Task to complete: Could you please repeat all of the entries exactly as written?

-------- Available records

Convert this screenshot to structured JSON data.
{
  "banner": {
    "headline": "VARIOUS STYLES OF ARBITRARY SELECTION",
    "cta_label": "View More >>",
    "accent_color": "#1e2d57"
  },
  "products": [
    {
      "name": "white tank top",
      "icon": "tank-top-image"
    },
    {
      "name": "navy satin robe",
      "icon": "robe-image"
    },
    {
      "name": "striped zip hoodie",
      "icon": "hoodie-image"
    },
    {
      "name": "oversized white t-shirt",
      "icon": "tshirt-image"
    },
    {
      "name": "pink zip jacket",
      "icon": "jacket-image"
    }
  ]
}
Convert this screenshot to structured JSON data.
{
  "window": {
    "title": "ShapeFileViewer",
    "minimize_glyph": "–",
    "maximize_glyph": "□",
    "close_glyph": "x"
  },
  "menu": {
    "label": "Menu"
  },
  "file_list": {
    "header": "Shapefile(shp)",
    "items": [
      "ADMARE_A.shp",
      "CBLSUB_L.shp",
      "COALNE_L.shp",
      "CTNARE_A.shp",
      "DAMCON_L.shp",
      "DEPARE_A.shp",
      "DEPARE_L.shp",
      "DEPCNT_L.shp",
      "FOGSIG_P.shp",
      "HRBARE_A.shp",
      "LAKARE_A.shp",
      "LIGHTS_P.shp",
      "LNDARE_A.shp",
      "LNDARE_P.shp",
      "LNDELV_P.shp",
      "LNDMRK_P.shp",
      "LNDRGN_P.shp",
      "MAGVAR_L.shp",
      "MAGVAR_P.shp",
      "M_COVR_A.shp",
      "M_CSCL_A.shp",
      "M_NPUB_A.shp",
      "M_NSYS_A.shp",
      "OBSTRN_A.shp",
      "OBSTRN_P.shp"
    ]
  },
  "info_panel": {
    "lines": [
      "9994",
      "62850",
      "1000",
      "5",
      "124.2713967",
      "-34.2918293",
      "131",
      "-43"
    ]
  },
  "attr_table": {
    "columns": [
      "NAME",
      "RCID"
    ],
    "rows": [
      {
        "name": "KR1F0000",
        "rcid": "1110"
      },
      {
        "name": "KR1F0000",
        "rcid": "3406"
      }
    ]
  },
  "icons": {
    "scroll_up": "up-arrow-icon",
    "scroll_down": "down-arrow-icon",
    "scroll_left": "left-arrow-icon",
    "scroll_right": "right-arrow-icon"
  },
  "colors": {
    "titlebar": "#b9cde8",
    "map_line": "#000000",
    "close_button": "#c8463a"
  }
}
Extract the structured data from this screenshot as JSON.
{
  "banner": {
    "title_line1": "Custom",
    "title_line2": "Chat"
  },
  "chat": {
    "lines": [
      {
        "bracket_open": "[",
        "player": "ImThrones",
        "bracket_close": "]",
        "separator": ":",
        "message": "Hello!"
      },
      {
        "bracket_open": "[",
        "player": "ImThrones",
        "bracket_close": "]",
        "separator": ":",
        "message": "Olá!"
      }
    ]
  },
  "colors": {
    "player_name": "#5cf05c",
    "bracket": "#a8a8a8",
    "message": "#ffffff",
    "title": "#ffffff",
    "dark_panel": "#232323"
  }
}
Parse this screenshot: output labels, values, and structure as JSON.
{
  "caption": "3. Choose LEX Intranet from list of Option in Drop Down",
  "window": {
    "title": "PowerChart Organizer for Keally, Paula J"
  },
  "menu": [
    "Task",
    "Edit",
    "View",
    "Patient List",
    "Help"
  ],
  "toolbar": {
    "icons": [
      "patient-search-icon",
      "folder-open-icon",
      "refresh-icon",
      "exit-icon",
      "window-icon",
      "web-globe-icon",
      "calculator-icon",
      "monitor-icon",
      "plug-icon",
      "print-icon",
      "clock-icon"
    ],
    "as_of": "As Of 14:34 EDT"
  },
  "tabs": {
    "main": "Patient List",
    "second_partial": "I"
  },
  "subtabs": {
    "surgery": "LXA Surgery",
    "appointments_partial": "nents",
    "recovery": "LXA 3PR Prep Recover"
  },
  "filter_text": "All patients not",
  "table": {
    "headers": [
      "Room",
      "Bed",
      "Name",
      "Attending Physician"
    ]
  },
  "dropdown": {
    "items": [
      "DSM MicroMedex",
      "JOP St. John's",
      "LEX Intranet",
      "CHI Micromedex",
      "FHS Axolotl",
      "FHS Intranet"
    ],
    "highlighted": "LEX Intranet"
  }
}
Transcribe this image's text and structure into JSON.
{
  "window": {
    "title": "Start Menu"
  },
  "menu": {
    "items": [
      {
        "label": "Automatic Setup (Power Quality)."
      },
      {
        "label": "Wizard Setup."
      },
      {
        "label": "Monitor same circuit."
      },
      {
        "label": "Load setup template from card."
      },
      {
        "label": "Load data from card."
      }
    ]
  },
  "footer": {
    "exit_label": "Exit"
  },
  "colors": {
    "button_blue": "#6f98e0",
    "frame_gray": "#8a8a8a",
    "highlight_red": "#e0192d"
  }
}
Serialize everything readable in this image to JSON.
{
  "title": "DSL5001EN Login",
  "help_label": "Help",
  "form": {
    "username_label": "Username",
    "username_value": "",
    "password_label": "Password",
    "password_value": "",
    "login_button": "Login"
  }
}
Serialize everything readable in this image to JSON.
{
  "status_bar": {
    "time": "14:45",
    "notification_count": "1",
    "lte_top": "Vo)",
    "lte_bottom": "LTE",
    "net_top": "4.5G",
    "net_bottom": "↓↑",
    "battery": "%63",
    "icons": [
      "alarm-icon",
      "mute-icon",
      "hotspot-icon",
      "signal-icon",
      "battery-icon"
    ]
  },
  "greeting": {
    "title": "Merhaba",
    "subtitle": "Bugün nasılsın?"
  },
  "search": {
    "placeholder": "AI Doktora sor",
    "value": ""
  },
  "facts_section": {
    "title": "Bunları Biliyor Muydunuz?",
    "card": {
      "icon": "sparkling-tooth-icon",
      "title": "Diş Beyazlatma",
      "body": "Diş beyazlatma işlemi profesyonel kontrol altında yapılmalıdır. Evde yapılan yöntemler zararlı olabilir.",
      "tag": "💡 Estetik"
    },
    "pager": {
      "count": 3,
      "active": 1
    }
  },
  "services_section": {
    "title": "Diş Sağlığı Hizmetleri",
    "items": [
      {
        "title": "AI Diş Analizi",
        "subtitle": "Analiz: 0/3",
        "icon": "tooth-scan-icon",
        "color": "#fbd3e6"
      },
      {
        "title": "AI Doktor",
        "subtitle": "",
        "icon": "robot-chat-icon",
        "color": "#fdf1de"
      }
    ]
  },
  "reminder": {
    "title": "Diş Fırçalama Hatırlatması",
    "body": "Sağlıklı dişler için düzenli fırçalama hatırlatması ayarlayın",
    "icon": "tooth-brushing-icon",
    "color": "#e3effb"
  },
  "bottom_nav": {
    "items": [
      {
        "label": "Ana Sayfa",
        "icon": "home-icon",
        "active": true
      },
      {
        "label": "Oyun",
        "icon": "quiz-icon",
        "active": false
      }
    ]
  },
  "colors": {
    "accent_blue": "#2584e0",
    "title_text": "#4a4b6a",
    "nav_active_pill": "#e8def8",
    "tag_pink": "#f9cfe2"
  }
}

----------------

Output of the task:
Convert this screenshot to structured JSON data.
{
  "banner": {
    "headline": "VARIOUS STYLES OF ARBITRARY SELECTION",
    "cta_label": "View More >>",
    "accent_color": "#1e2d57"
  },
  "products": [
    {
      "name": "white tank top",
      "icon": "tank-top-image"
    },
    {
      "name": "navy satin robe",
      "icon": "robe-image"
    },
    {
      "name": "striped zip hoodie",
      "icon": "hoodie-image"
    },
    {
      "name": "oversized white t-shirt",
      "icon": "tshirt-image"
    },
    {
      "name": "pink zip jacket",
      "icon": "jacket-image"
    }
  ]
}
Convert this screenshot to structured JSON data.
{
  "window": {
    "title": "ShapeFileViewer",
    "minimize_glyph": "–",
    "maximize_glyph": "□",
    "close_glyph": "x"
  },
  "menu": {
    "label": "Menu"
  },
  "file_list": {
    "header": "Shapefile(shp)",
    "items": [
      "ADMARE_A.shp",
      "CBLSUB_L.shp",
      "COALNE_L.shp",
      "CTNARE_A.shp",
      "DAMCON_L.shp",
      "DEPARE_A.shp",
      "DEPARE_L.shp",
      "DEPCNT_L.shp",
      "FOGSIG_P.shp",
      "HRBARE_A.shp",
      "LAKARE_A.shp",
      "LIGHTS_P.shp",
      "LNDARE_A.shp",
      "LNDARE_P.shp",
      "LNDELV_P.shp",
      "LNDMRK_P.shp",
      "LNDRGN_P.shp",
      "MAGVAR_L.shp",
      "MAGVAR_P.shp",
      "M_COVR_A.shp",
      "M_CSCL_A.shp",
      "M_NPUB_A.shp",
      "M_NSYS_A.shp",
      "OBSTRN_A.shp",
      "OBSTRN_P.shp"
    ]
  },
  "info_panel": {
    "lines": [
      "9994",
      "62850",
      "1000",
      "5",
      "124.2713967",
      "-34.2918293",
      "131",
      "-43"
    ]
  },
  "attr_table": {
    "columns": [
      "NAME",
      "RCID"
    ],
    "rows": [
      {
        "name": "KR1F0000",
        "rcid": "1110"
      },
      {
        "name": "KR1F0000",
        "rcid": "3406"
      }
    ]
  },
  "icons": {
    "scroll_up": "up-arrow-icon",
    "scroll_down": "down-arrow-icon",
    "scroll_left": "left-arrow-icon",
    "scroll_right": "right-arrow-icon"
  },
  "colors": {
    "titlebar": "#b9cde8",
    "map_line": "#000000",
    "close_button": "#c8463a"
  }
}
Extract the structured data from this screenshot as JSON.
{
  "banner": {
    "title_line1": "Custom",
    "title_line2": "Chat"
  },
  "chat": {
    "lines": [
      {
        "bracket_open": "[",
        "player": "ImThrones",
        "bracket_close": "]",
        "separator": ":",
        "message": "Hello!"
      },
      {
        "bracket_open": "[",
        "player": "ImThrones",
        "bracket_close": "]",
        "separator": ":",
        "message": "Olá!"
      }
    ]
  },
  "colors": {
    "player_name": "#5cf05c",
    "bracket": "#a8a8a8",
    "message": "#ffffff",
    "title": "#ffffff",
    "dark_panel": "#232323"
  }
}
Parse this screenshot: output labels, values, and structure as JSON.
{
  "caption": "3. Choose LEX Intranet from list of Option in Drop Down",
  "window": {
    "title": "PowerChart Organizer for Keally, Paula J"
  },
  "menu": [
    "Task",
    "Edit",
    "View",
    "Patient List",
    "Help"
  ],
  "toolbar": {
    "icons": [
      "patient-search-icon",
      "folder-open-icon",
      "refresh-icon",
      "exit-icon",
      "window-icon",
      "web-globe-icon",
      "calculator-icon",
      "monitor-icon",
      "plug-icon",
      "print-icon",
      "clock-icon"
    ],
    "as_of": "As Of 14:34 EDT"
  },
  "tabs": {
    "main": "Patient List",
    "second_partial": "I"
  },
  "subtabs": {
    "surgery": "LXA Surgery",
    "appointments_partial": "nents",
    "recovery": "LXA 3PR Prep Recover"
  },
  "filter_text": "All patients not",
  "table": {
    "headers": [
      "Room",
      "Bed",
      "Name",
      "Attending Physician"
    ]
  },
  "dropdown": {
    "items": [
      "DSM MicroMedex",
      "JOP St. John's",
      "LEX Intranet",
      "CHI Micromedex",
      "FHS Axolotl",
      "FHS Intranet"
    ],
    "highlighted": "LEX Intranet"
  }
}
Transcribe this image's text and structure into JSON.
{
  "window": {
    "title": "Start Menu"
  },
  "menu": {
    "items": [
      {
        "label": "Automatic Setup (Power Quality)."
      },
      {
        "label": "Wizard Setup."
      },
      {
        "label": "Monitor same circuit."
      },
      {
        "label": "Load setup template from card."
      },
      {
        "label": "Load data from card."
      }
    ]
  },
  "footer": {
    "exit_label": "Exit"
  },
  "colors": {
    "button_blue": "#6f98e0",
    "frame_gray": "#8a8a8a",
    "highlight_red": "#e0192d"
  }
}
Serialize everything readable in this image to JSON.
{
  "title": "DSL5001EN Login",
  "help_label": "Help",
  "form": {
    "username_label": "Username",
    "username_value": "",
    "password_label": "Password",
    "password_value": "",
    "login_button": "Login"
  }
}
Serialize everything readable in this image to JSON.
{
  "status_bar": {
    "time": "14:45",
    "notification_count": "1",
    "lte_top": "Vo)",
    "lte_bottom": "LTE",
    "net_top": "4.5G",
    "net_bottom": "↓↑",
    "battery": "%63",
    "icons": [
      "alarm-icon",
      "mute-icon",
      "hotspot-icon",
      "signal-icon",
      "battery-icon"
    ]
  },
  "greeting": {
    "title": "Merhaba",
    "subtitle": "Bugün nasılsın?"
  },
  "search": {
    "placeholder": "AI Doktora sor",
    "value": ""
  },
  "facts_section": {
    "title": "Bunları Biliyor Muydunuz?",
    "card": {
      "icon": "sparkling-tooth-icon",
      "title": "Diş Beyazlatma",
      "body": "Diş beyazlatma işlemi profesyonel kontrol altında yapılmalıdır. Evde yapılan yöntemler zararlı olabilir.",
      "tag": "💡 Estetik"
    },
    "pager": {
      "count": 3,
      "active": 1
    }
  },
  "services_section": {
    "title": "Diş Sağlığı Hizmetleri",
    "items": [
      {
        "title": "AI Diş Analizi",
        "subtitle": "Analiz: 0/3",
        "icon": "tooth-scan-icon",
        "color": "#fbd3e6"
      },
      {
        "title": "AI Doktor",
        "subtitle": "",
        "icon": "robot-chat-icon",
        "color": "#fdf1de"
      }
    ]
  },
  "reminder": {
    "title": "Diş Fırçalama Hatırlatması",
    "body": "Sağlıklı dişler için düzenli fırçalama hatırlatması ayarlayın",
    "icon": "tooth-brushing-icon",
    "color": "#e3effb"
  },
  "bottom_nav": {
    "items": [
      {
        "label": "Ana Sayfa",
        "icon": "home-icon",
        "active": true
      },
      {
        "label": "Oyun",
        "icon": "quiz-icon",
        "active": false
      }
    ]
  },
  "colors": {
    "accent_blue": "#2584e0",
    "title_text": "#4a4b6a",
    "nav_active_pill": "#e8def8",
    "tag_pink": "#f9cfe2"
  }
}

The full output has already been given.